◆ **TASK REQUIREMENTS**: Copy out, from the data below, each line in which the word "kind" occurs.

◆ **GIVEN RECORDS**:
━━━

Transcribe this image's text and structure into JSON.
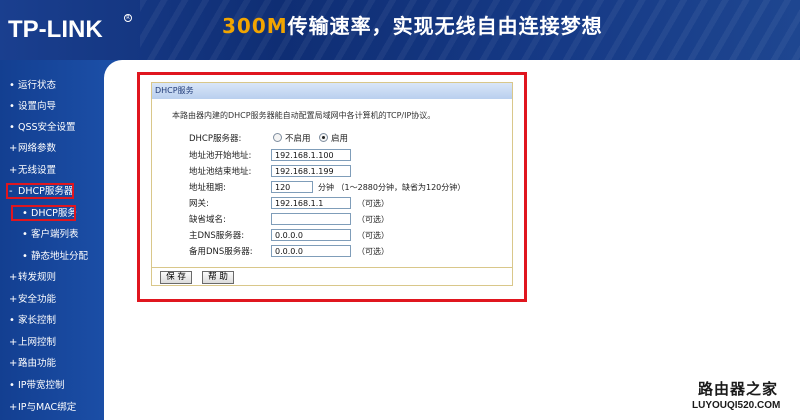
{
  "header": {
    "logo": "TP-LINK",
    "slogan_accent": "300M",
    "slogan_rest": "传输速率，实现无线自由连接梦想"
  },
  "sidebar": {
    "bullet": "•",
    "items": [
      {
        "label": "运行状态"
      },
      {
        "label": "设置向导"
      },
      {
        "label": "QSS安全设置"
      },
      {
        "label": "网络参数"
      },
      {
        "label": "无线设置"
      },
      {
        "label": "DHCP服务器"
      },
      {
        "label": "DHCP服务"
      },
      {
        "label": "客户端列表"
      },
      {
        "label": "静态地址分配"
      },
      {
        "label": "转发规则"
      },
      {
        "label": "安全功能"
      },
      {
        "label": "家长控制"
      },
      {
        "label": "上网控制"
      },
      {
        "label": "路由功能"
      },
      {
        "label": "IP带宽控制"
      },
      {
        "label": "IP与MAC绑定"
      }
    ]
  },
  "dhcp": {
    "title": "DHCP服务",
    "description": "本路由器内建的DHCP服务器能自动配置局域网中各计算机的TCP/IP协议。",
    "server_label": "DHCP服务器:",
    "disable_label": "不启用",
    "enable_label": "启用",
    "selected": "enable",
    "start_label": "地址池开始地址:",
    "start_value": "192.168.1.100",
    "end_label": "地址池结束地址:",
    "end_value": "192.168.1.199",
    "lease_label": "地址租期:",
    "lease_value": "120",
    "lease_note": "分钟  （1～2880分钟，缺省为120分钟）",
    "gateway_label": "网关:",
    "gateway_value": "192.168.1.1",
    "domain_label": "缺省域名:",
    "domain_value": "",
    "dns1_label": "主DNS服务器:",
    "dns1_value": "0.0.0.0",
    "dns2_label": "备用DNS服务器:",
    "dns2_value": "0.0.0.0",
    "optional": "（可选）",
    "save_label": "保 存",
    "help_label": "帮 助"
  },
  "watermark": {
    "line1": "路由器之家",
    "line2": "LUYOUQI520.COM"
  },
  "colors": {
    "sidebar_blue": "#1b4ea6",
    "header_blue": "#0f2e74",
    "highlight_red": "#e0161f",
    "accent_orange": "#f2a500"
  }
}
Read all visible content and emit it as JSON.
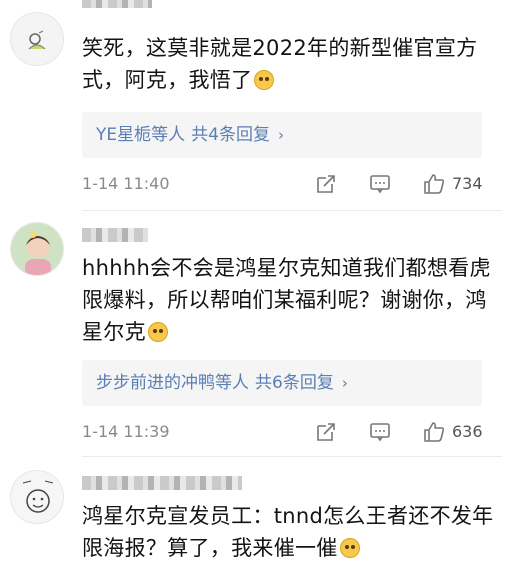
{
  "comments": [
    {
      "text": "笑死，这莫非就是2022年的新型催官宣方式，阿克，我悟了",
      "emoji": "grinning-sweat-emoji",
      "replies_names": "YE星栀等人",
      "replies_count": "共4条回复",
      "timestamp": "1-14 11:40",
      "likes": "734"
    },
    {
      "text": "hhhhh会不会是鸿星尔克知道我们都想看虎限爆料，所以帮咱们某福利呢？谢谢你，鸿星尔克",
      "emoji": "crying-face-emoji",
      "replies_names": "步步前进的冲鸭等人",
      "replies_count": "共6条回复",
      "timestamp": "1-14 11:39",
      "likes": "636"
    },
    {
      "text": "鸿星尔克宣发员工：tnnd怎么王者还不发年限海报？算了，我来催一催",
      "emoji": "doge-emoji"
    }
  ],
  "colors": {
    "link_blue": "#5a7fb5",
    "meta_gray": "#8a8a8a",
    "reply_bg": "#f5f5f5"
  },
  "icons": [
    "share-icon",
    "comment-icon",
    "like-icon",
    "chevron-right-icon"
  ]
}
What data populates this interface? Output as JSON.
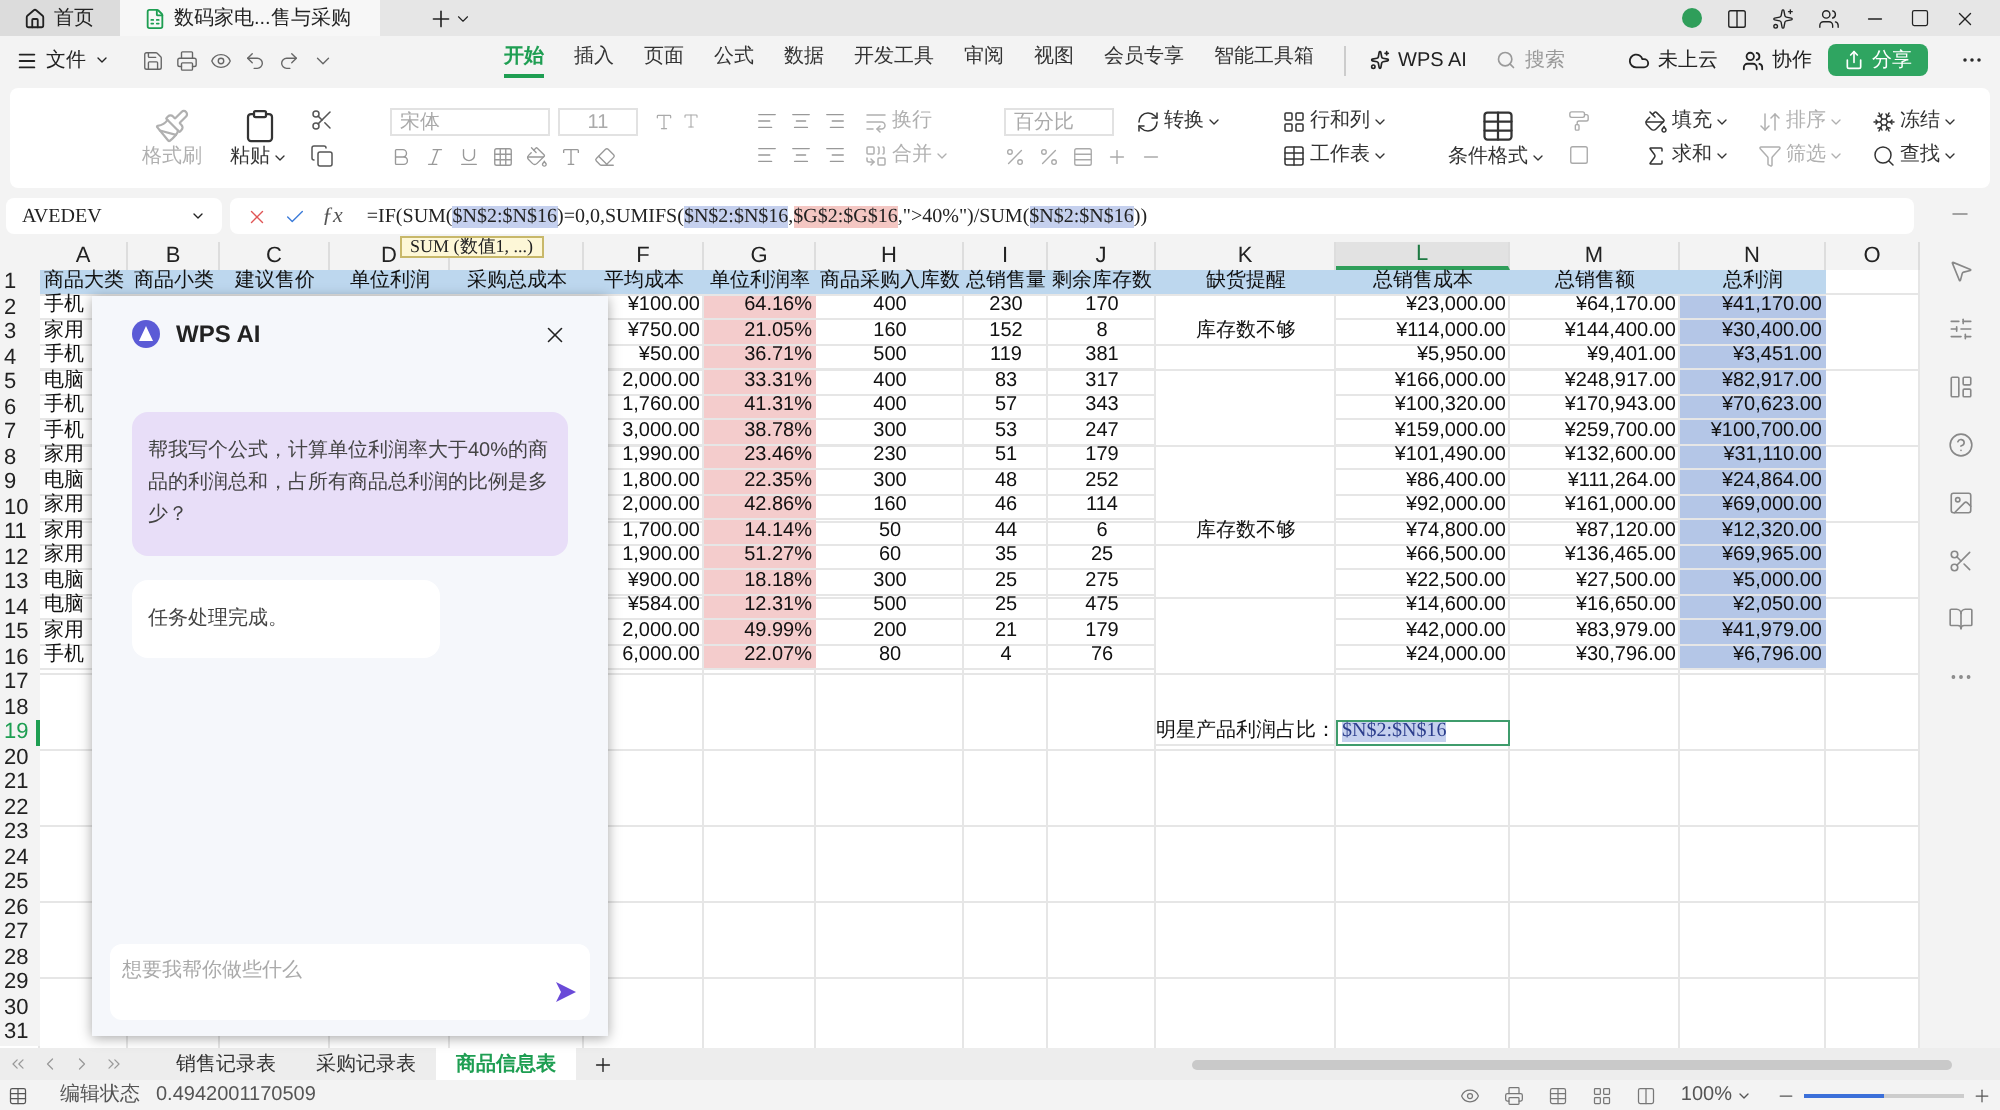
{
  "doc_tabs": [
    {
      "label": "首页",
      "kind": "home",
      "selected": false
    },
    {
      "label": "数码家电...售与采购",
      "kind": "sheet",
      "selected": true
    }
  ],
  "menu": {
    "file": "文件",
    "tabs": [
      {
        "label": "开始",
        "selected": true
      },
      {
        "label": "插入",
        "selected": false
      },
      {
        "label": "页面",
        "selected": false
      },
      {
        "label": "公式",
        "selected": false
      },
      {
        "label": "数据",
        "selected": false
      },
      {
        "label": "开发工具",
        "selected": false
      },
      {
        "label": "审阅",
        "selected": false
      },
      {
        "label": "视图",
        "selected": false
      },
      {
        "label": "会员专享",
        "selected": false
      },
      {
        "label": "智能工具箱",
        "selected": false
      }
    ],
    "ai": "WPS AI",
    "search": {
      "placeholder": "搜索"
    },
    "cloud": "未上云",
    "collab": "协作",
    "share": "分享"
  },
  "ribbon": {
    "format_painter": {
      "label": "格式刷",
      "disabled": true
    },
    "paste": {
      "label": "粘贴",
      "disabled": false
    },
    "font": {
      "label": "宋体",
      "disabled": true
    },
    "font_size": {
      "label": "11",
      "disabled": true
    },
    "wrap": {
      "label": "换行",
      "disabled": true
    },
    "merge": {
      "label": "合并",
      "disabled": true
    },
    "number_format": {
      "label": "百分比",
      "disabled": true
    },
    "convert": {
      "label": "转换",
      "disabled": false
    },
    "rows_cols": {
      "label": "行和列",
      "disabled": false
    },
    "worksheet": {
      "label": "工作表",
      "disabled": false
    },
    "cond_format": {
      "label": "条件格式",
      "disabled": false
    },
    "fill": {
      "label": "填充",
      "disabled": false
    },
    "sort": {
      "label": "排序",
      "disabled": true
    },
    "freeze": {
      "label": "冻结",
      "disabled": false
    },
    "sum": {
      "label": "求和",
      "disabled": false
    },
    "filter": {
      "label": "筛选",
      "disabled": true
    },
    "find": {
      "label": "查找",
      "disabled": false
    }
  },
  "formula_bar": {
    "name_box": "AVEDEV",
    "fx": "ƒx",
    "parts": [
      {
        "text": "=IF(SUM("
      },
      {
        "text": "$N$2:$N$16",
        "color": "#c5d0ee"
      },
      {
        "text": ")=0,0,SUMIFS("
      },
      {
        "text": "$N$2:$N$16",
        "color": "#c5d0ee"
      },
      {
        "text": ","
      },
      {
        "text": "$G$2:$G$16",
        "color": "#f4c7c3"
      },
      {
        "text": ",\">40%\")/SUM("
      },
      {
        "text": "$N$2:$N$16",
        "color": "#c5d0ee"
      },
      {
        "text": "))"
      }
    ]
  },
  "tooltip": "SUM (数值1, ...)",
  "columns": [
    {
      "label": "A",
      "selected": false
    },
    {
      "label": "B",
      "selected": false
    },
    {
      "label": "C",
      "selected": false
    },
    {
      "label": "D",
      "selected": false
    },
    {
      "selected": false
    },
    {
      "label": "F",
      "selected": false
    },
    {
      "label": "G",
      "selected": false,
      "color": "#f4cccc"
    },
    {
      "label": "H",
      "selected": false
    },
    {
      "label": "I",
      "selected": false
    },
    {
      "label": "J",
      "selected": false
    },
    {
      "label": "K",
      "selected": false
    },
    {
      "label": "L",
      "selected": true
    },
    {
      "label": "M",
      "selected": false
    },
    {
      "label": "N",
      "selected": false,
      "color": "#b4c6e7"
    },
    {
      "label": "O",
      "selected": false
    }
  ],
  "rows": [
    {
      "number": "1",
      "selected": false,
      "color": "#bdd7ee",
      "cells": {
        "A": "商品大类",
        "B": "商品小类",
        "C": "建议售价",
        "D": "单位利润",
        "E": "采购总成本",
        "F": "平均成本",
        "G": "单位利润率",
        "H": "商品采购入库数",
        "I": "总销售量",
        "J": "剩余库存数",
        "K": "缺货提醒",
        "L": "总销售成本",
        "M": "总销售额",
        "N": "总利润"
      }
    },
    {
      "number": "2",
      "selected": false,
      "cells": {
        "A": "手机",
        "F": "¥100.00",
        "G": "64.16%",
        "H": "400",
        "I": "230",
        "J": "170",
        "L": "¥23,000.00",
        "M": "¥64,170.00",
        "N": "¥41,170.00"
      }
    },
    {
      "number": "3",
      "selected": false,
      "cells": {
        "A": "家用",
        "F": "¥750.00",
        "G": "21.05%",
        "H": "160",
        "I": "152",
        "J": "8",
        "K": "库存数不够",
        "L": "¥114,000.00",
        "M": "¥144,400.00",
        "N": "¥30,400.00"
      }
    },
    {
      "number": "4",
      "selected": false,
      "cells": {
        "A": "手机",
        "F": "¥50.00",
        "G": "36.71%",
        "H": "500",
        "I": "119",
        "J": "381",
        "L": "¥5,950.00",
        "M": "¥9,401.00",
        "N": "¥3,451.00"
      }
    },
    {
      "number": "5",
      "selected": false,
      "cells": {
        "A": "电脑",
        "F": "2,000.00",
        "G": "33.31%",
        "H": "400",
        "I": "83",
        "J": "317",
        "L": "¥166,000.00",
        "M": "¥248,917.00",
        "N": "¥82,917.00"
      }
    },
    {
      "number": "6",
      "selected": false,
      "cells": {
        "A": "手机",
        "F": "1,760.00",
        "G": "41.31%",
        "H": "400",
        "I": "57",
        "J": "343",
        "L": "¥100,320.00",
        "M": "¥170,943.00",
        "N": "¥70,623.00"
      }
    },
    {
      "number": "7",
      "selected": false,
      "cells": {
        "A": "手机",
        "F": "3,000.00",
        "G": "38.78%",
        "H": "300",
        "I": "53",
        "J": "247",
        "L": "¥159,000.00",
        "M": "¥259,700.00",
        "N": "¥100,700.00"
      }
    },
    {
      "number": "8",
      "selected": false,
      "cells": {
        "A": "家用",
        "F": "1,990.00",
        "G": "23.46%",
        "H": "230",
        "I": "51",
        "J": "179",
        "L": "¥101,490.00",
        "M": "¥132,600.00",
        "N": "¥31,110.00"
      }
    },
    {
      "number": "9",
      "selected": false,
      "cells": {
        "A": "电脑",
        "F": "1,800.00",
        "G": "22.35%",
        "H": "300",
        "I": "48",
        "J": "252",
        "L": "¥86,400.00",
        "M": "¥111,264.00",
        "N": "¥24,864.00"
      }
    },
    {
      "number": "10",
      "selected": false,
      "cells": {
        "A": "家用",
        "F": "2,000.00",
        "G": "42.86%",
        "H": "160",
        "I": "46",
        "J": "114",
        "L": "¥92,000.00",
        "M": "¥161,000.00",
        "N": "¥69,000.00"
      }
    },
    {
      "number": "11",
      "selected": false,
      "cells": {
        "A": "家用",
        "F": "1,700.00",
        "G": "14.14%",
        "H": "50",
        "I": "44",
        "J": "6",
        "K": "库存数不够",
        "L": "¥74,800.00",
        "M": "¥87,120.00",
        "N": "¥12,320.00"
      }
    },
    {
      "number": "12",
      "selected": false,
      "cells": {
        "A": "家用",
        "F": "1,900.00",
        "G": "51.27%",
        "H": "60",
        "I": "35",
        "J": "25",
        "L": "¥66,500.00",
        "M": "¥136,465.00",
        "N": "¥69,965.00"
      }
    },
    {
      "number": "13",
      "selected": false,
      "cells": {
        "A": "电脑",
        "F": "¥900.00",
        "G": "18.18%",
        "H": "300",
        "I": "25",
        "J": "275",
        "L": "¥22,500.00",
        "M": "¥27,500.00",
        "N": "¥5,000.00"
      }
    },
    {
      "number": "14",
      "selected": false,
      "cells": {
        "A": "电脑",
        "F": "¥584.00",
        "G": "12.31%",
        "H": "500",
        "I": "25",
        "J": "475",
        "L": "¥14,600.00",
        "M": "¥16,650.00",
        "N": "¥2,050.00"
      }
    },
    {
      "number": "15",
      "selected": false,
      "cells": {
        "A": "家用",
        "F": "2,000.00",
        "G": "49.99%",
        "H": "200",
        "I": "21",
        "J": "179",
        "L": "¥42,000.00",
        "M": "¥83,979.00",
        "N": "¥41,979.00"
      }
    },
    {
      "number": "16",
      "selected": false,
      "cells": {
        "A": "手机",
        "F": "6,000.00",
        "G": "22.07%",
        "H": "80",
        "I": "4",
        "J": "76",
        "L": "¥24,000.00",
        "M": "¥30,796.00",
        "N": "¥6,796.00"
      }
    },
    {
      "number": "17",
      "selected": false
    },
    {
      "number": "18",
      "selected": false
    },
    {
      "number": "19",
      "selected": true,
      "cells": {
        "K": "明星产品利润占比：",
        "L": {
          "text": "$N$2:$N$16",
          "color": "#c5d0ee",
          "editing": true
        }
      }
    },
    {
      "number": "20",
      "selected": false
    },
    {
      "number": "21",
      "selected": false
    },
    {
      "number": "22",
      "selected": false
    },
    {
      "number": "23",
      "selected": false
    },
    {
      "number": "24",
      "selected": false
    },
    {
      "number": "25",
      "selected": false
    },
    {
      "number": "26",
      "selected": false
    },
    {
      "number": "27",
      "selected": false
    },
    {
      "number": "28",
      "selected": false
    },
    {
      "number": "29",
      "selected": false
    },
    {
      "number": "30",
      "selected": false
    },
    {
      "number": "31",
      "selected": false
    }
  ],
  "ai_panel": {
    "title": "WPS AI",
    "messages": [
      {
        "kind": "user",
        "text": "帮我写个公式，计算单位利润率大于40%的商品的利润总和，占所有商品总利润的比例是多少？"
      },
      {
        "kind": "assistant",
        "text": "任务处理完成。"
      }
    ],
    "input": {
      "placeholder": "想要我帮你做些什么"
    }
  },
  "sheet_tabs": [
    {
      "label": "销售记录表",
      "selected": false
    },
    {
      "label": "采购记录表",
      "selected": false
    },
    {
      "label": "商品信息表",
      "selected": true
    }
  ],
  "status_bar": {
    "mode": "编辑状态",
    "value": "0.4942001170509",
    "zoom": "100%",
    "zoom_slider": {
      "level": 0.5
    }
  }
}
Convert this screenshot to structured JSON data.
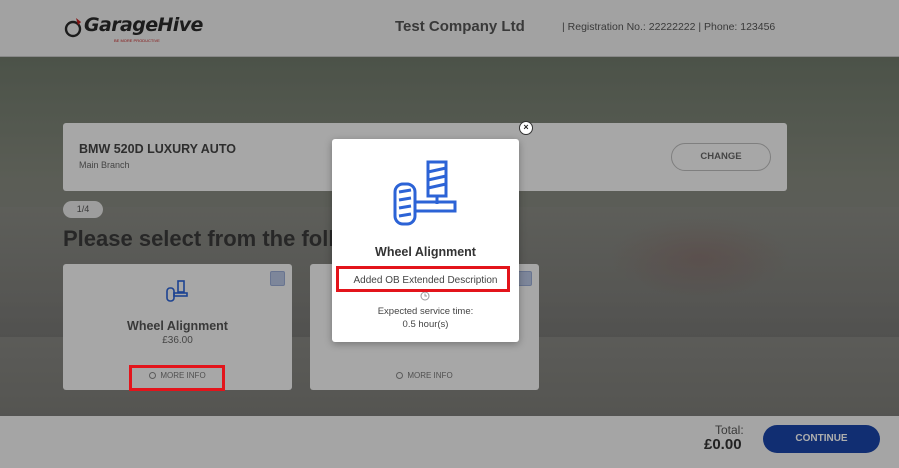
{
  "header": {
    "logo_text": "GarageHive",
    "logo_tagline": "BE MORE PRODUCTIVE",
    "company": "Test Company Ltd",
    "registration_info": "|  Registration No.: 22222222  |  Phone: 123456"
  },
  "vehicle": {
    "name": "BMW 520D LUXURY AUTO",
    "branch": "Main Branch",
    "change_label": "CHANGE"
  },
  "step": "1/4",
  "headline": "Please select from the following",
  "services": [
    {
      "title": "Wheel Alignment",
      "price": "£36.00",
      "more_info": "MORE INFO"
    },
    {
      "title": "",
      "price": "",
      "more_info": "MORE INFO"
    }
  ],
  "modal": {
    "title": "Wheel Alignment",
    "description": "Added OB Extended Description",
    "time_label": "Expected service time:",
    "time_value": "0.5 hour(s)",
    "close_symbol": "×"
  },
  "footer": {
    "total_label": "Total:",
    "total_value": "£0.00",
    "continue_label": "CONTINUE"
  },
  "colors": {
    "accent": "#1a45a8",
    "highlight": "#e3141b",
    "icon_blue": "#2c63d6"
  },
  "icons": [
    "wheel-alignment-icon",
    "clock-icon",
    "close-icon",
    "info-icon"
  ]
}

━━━

◆ **PROBLEM SOLUTION**:
      "kind": "home",
      "kind": "sheet",
        "kind": "user",
        "kind": "assistant",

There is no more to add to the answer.